Or, you can order a traditional Escargots de Bourgogne, in which you get 6 for $10, each encased in their little containers for you to peel the buttery tops off onto which you spoon the snails in all their garlic and parsley buttered glory.
As for entrees, the mussels in white wine-cream sauce are definitely a must. They come with fries frites, which you can use as sauce and sop up all that goodness thanks to the crispy potatoes. Each mussel was almost like candy – you can’t have just one.
The Boeuf Bouguignon was also an indulgent main and one that I wish I had more room for. The peasant staple at Le Saint Amour was as well an executed dish that I’ve had in memory – though admittedly, my memory hasn’t spanned across numerous Boeuf Bouguignons. I think I’ll let it stand as being a dish of flavorful, braised goodness.
And don’t forget dessert. Their chocolate profiteroles (Profiterolles au Chocolat – $8) were delicious and appropriately hot and saucy on the inside, garnished well with a small scoop of banana ice cream, but what I really loved was the off-menu Blood Orange Granite, atop tangerine ice cream and panna cotta. This was a tart treat, a dessert that never made it so fun to suck in your cheeks.
All in all, you’re in for a rendezvous in France when you visit Le Saint Amour. The best part is, it’s not an experience that will break your bank. It’s down-home, approachable and traditional French fare that’s serious yet doesn’t take itself too seriously.Â Â They’re also open for brunch, which will add a great weekend option to your calendar.Â
All food and wine were hosted.
Mon – Fri: 11:30 AM – 3 PM
Sun – Thur: 5:30 – 9:30 PM
Fri – Sat: 5:30 – 10:30 PM
Brunch: 10 AM – 3 PM
Le Saint Amour 9725 Culver Boulevard Culver City, CA 90232 310.842.8155
I had a wonderful dining experience at Fraiche the other night, and the standout dish was an amazing bowl of basil sauced and perfectly cooked risotto. The rice grains altogether made up a creamy consistency but had a firm bite underneath it all.

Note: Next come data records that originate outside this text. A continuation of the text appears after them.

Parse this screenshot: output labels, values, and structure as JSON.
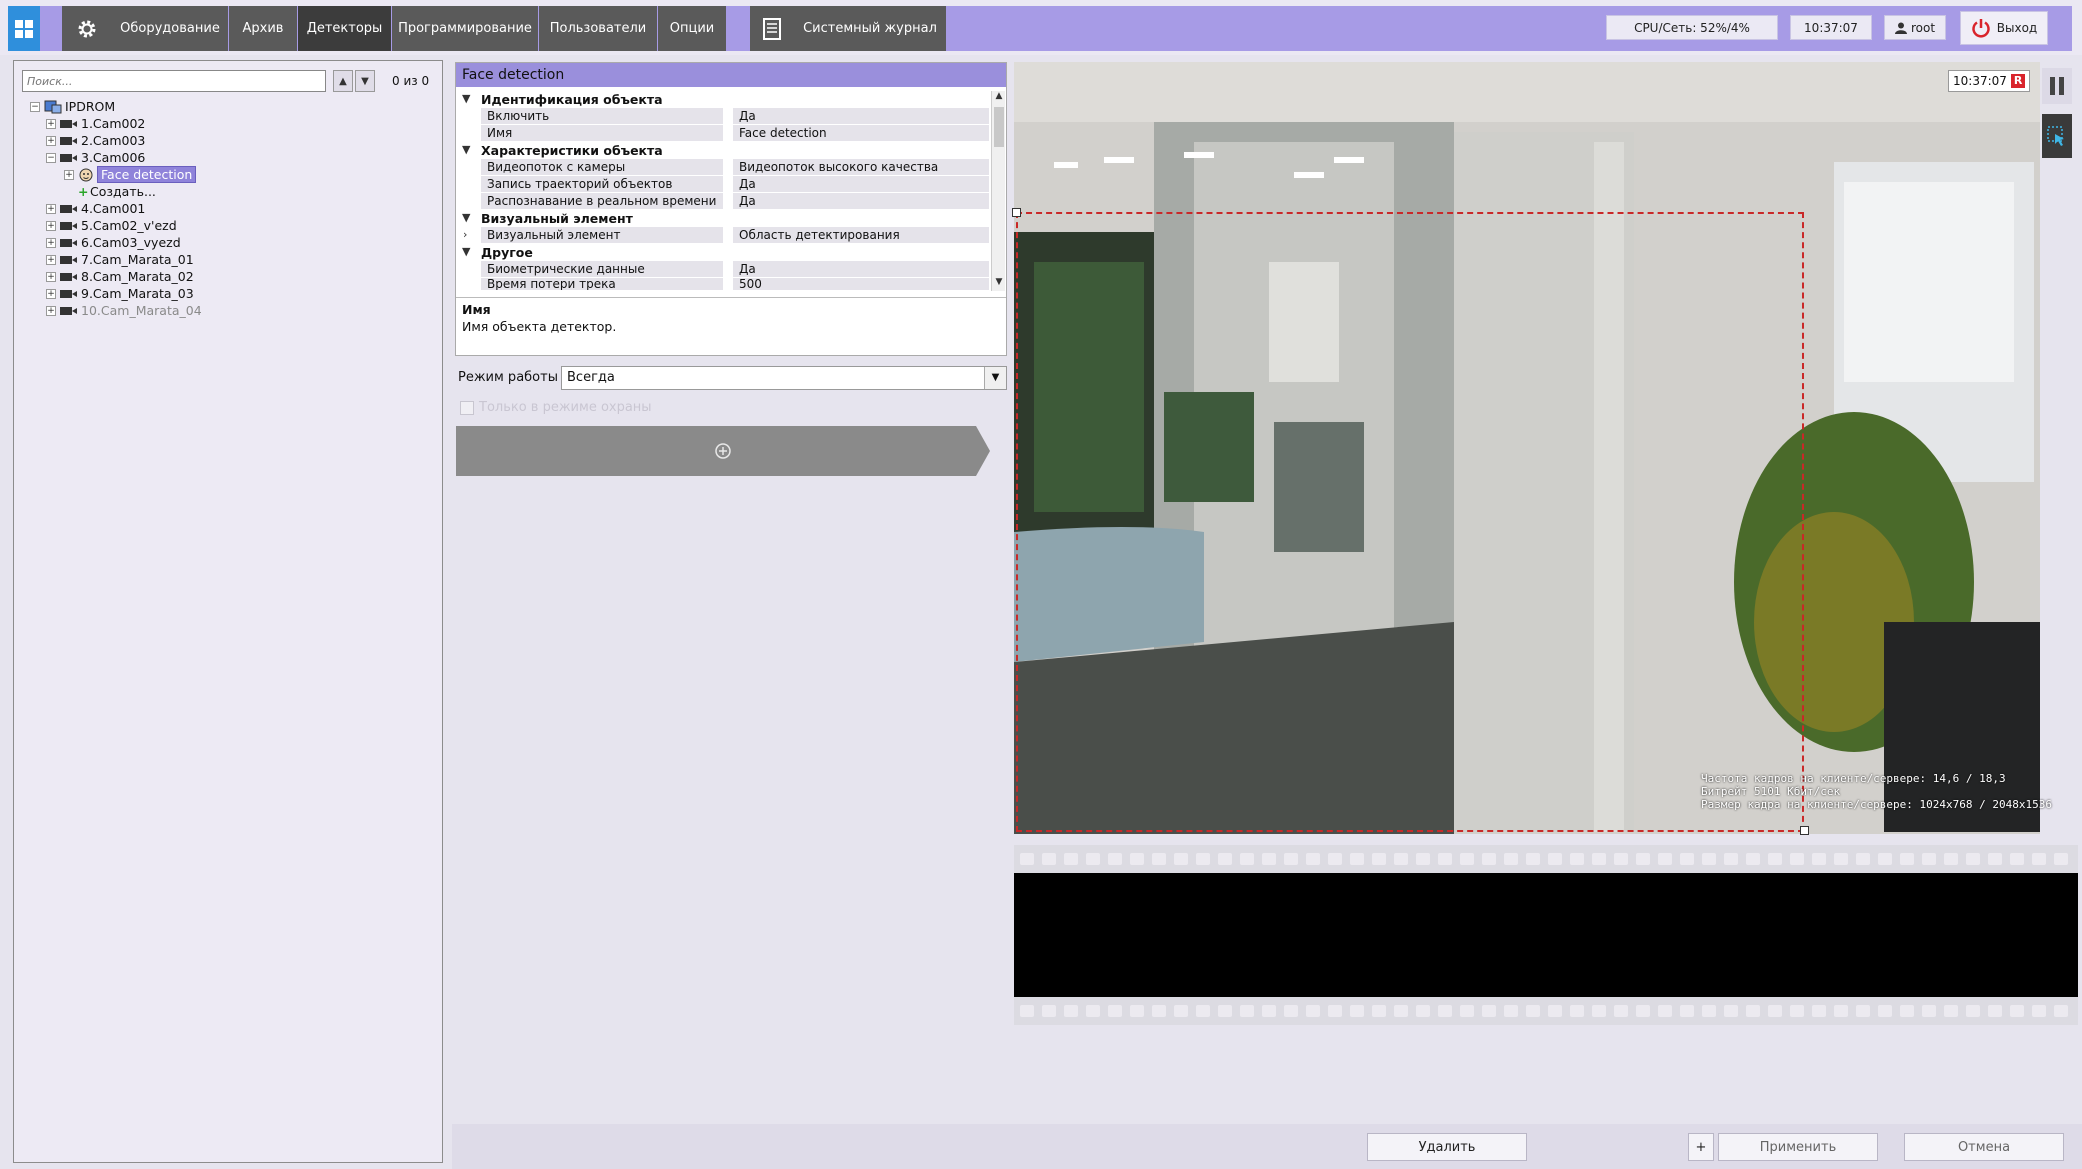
{
  "topbar": {
    "menu": {
      "equipment": "Оборудование",
      "archive": "Архив",
      "detectors": "Детекторы",
      "programming": "Программирование",
      "users": "Пользователи",
      "options": "Опции",
      "journal": "Системный журнал"
    },
    "cpu": "CPU/Сеть: 52%/4%",
    "time": "10:37:07",
    "user": "root",
    "exit": "Выход",
    "accent_color": "#a79be6"
  },
  "tree_panel": {
    "search_placeholder": "Поиск...",
    "count": "0 из 0",
    "root": "IPDROM",
    "items": [
      {
        "label": "1.Cam002"
      },
      {
        "label": "2.Cam003"
      },
      {
        "label": "3.Cam006"
      },
      {
        "label": "Face detection"
      },
      {
        "label": "Создать..."
      },
      {
        "label": "4.Cam001"
      },
      {
        "label": "5.Cam02_v'ezd"
      },
      {
        "label": "6.Cam03_vyezd"
      },
      {
        "label": "7.Cam_Marata_01"
      },
      {
        "label": "8.Cam_Marata_02"
      },
      {
        "label": "9.Cam_Marata_03"
      },
      {
        "label": "10.Cam_Marata_04"
      }
    ]
  },
  "properties": {
    "title": "Face detection",
    "groups": {
      "identification": "Идентификация объекта",
      "characteristics": "Характеристики объекта",
      "visual": "Визуальный элемент",
      "other": "Другое"
    },
    "rows": {
      "enable": {
        "name": "Включить",
        "value": "Да"
      },
      "name": {
        "name": "Имя",
        "value": "Face detection"
      },
      "stream": {
        "name": "Видеопоток с камеры",
        "value": "Видеопоток высокого качества"
      },
      "trajectories": {
        "name": "Запись траекторий объектов",
        "value": "Да"
      },
      "realtime": {
        "name": "Распознавание в реальном времени",
        "value": "Да"
      },
      "visual_element": {
        "name": "Визуальный элемент",
        "value": "Область детектирования"
      },
      "biometric": {
        "name": "Биометрические данные",
        "value": "Да"
      },
      "track_loss": {
        "name": "Время потери трека",
        "value": "500"
      }
    },
    "description_title": "Имя",
    "description_text": "Имя объекта детектор."
  },
  "mode": {
    "label": "Режим работы",
    "value": "Всегда",
    "guard_label": "Только в режиме охраны"
  },
  "video": {
    "clock": "10:37:07",
    "rec": "R",
    "stats": [
      "Частота кадров на клиенте/сервере: 14,6 / 18,3",
      "Битрейт 5101 Кбит/сек",
      "Размер кадра на клиенте/сервере: 1024x768 / 2048x1536"
    ]
  },
  "buttons": {
    "delete": "Удалить",
    "plus": "+",
    "apply": "Применить",
    "cancel": "Отмена"
  }
}
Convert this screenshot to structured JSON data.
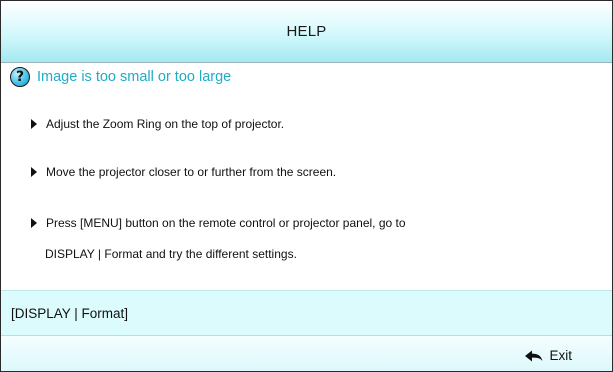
{
  "header": {
    "title": "HELP"
  },
  "topic": {
    "icon": "help-question-icon",
    "text": "Image is too small or too large",
    "color": "#20acc5"
  },
  "tips": [
    {
      "text": "Adjust the Zoom Ring on the top of projector."
    },
    {
      "text": "Move the projector closer to or further from the screen."
    },
    {
      "text": "Press [MENU] button on the remote control or projector panel, go to",
      "continuation": "DISPLAY | Format and try the different settings."
    }
  ],
  "path_bar": {
    "text": "[DISPLAY | Format]"
  },
  "footer": {
    "exit_icon": "return-arrow-icon",
    "exit_label": "Exit"
  }
}
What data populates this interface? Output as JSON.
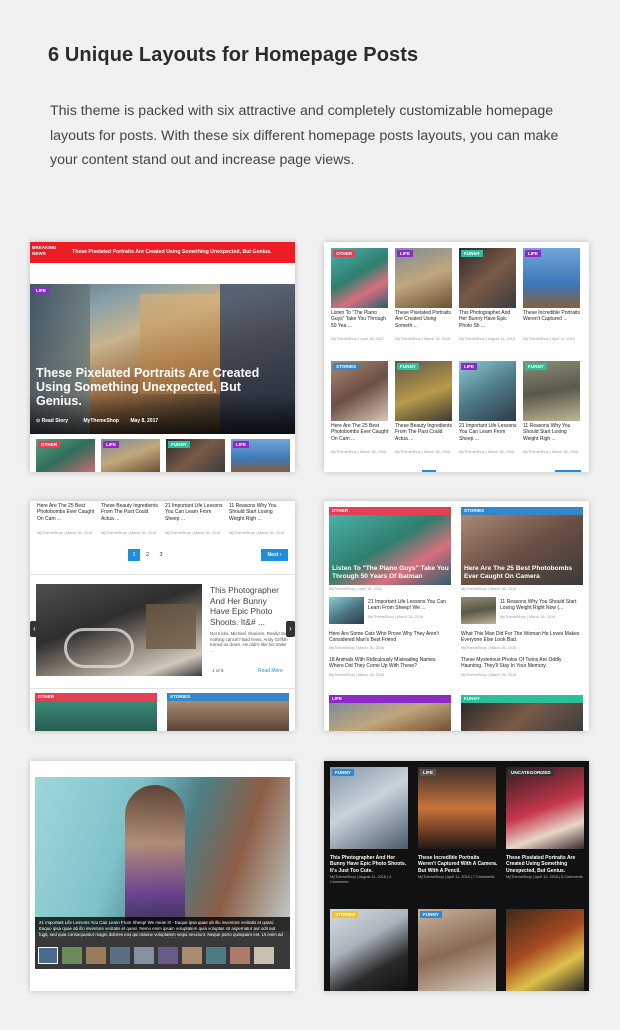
{
  "heading": "6 Unique Layouts for Homepage Posts",
  "intro": "This theme is packed with six attractive and completely customizable homepage layouts for posts. With these six different homepage posts layouts, you can make your content stand out and increase page views.",
  "colors": {
    "breaking_red": "#ee1c24",
    "life_purple": "#8d29c7",
    "other_red": "#e53f53",
    "funny_teal": "#2bbf9a",
    "stories_blue": "#3587c9",
    "accent_blue": "#1e8ed9"
  },
  "layout1": {
    "breaking_label": "BREAKING NEWS",
    "ticker": "These Pixelated Portraits Are Created Using Something Unexpected, But Genius.",
    "hero_cat": "LIFE",
    "hero_title": "These Pixelated Portraits Are Created Using Something Unexpected, But Genius.",
    "read_story": "Read Story",
    "author": "MyThemeShop",
    "date": "May 8, 2017",
    "strip_cats": [
      "OTHER",
      "LIFE",
      "FUNNY",
      "LIFE"
    ]
  },
  "layout2": {
    "posts": [
      {
        "cat": "OTHER",
        "title": "Listen To \"The Piano Guys\" Take You Through 50 Yea ...",
        "meta": "MyThemeShop | June 18, 2017"
      },
      {
        "cat": "LIFE",
        "title": "These Pixelated Portraits Are Created Using Someth ...",
        "meta": "MyThemeShop | March 26, 2016"
      },
      {
        "cat": "FUNNY",
        "title": "This Photographer And Her Bunny Have Epic Photo Sh ...",
        "meta": "MyThemeShop | August 11, 2016"
      },
      {
        "cat": "LIFE",
        "title": "These Incredible Portraits Weren't Captured ...",
        "meta": "MyThemeShop | April 11, 2016"
      },
      {
        "cat": "STORIES",
        "title": "Here Are The 25 Best Photobombs Ever Caught On Cam ...",
        "meta": "MyThemeShop | March 26, 2016"
      },
      {
        "cat": "FUNNY",
        "title": "These Beauty Ingredients From The Past Could Actua ...",
        "meta": "MyThemeShop | March 26, 2016"
      },
      {
        "cat": "LIFE",
        "title": "21 Important Life Lessons You Can Learn From Sheep ...",
        "meta": "MyThemeShop | March 26, 2016"
      },
      {
        "cat": "FUNNY",
        "title": "11 Reasons Why You Should Start Losing Weight Righ ...",
        "meta": "MyThemeShop | March 26, 2016"
      }
    ]
  },
  "layout3": {
    "top_posts": [
      {
        "title": "Here Are The 25 Best Photobombs Ever Caught On Cam ...",
        "meta": "MyThemeShop | March 26, 2016"
      },
      {
        "title": "These Beauty Ingredients From The Past Could Actua ...",
        "meta": "MyThemeShop | March 26, 2016"
      },
      {
        "title": "21 Important Life Lessons You Can Learn From Sheep ...",
        "meta": "MyThemeShop | March 26, 2016"
      },
      {
        "title": "11 Reasons Why You Should Start Losing Weight Righ ...",
        "meta": "MyThemeShop | March 26, 2016"
      }
    ],
    "pages": [
      "1",
      "2",
      "3"
    ],
    "next": "Next ›",
    "slide_title": "This Photographer And Her Bunny Have Epic Photo Shoots. It&# ...",
    "slide_excerpt": "Not tricks. Michael. Illusions. Really! Did nothing cancel? Bad news. Andy Griffith turned us down. He didn't like his trailer ...",
    "slide_count": "1 of 6",
    "read_more": "Read More",
    "bottom_cats": [
      "OTHER",
      "STORIES"
    ]
  },
  "layout4": {
    "left": {
      "cat": "OTHER",
      "title": "Listen To \"The Piano Guys\" Take You Through 50 Years Of Batman",
      "meta": "MyThemeShop | June 18, 2016",
      "side_title": "21 Important Life Lessons You Can Learn From Sheep! We ...",
      "side_meta": "MyThemeShop | March 26, 2016",
      "items": [
        {
          "title": "Here Are Some Cats Who Prove Why They Aren't Considered Man's Best Friend",
          "meta": "MyThemeShop | March 26, 2016"
        },
        {
          "title": "18 Animals With Ridiculously Misleading Names. Where Did They Come Up With These?",
          "meta": "MyThemeShop | March 26, 2016"
        }
      ]
    },
    "right": {
      "cat": "STORIES",
      "title": "Here Are The 25 Best Photobombs Ever Caught On Camera",
      "meta": "MyThemeShop | March 26, 2016",
      "side_title": "11 Reasons Why You Should Start Losing Weight Right Now (...",
      "side_meta": "MyThemeShop | March 26, 2016",
      "items": [
        {
          "title": "What This Man Did For The Woman He Loves Makes Everyone Else Look Bad.",
          "meta": "MyThemeShop | March 26, 2016"
        },
        {
          "title": "These Mysterious Photos Of Twins Are Oddly Haunting. They'll Stay In Your Memory.",
          "meta": "MyThemeShop | March 26, 2016"
        }
      ]
    },
    "bottom_cats": [
      "LIFE",
      "FUNNY"
    ]
  },
  "layout5": {
    "caption_title": "21 Important Life Lessons You Can Learn From Sheep! We mean it! - Eaque ipsa quae ab illo inventore veritatis et quasi. Eaque ipsa quae ab illo inventore veritatis et quasi. Nemo enim ipsam voluptatem quia voluptas sit aspernatur aut odit aut fugit, sed quia consequuntur magni dolores eos qui ratione voluptatem sequi nesciunt. Neque porro quisquam est. Ut enim ad minima veniam, quis nostrum exercitationem ullam corporis suscipit laboriosam."
  },
  "layout6": {
    "posts": [
      {
        "cat": "FUNNY",
        "title": "This Photographer And Her Bunny Have Epic Photo Shoots. It's Just Too Cute.",
        "meta": "MyThemeShop | August 11, 2016 | 4 Comments"
      },
      {
        "cat": "LIFE",
        "title": "These Incredible Portraits Weren't Captured With A Camera. But With A Pencil.",
        "meta": "MyThemeShop | April 11, 2016 | 7 Comments"
      },
      {
        "cat": "UNCATEGORIZED",
        "title": "These Pixelated Portraits Are Created Using Something Unexpected, But Genius.",
        "meta": "MyThemeShop | April 10, 2016 | 5 Comments"
      }
    ],
    "bottom_cats": [
      "STORIES",
      "FUNNY",
      ""
    ]
  }
}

Of course, the real treat was the four snails that rested atop the green bed. Buttery and flavorful as ever, their richness was a pleasure to apportion to every other bite of risotto, which stood by itself thanks to the vibrant basil. The tomatoes were a perfect addition, providing a subtle sweetness that complimented the other rich flavors in the dish.
Paul, Fraiche’s sommelier, poured us a delicious 2008 Sancerre Sauvignon Blanc – the crispness of which made a perfect pairing to the richness and creaminess of the risotto dish. Every bite I took was beautifully finished off and washed down with a sip of Sancerre.
There are other spectacular dishes you should try at Fraiche, like their Endive Salad with Truffle Vinaigrette and Copa de Parma – a savory and indulgent yet balanced salad (thanks to the dates) like you never had, before. Their House-Made Agnolotti, filled with mascarpone and topped with wild mushrooms and truffle butter were another favorite of mine. The mild mascarpone was a good match for the heavy truffle butter, with the delicious wild mushrooms that lined the plateÂ making meÂ close my eyes for a moment. Of course, if I failed to mention Chef Ben Bailly’s awesome truffle burger, I’d be omitting a huge reason why foodies across town dine in Culver City. Try it for yourself, and unless you also had the tasting menu, plan on eating the whole thing yourself. No room for sharing.
These are the kind of dishes that cause food-gasms, and it looks like Chef Bailly has settled in to his new home (since Petrossian) pretty well. Drop in to see what he’s up to – that is,Â a rustic menu with some solid dishes.
Mon – Fri
11:30 AM – 2:30 PM
Mon – Sun
5:30 PM – 10:30 PM
5:30 – 6:30 PM ($3 draft, $4 house wine, $5 well drinks)
Fraiche CC 9411 Culver Blvd. Culver City, CA 90232 310.839.6800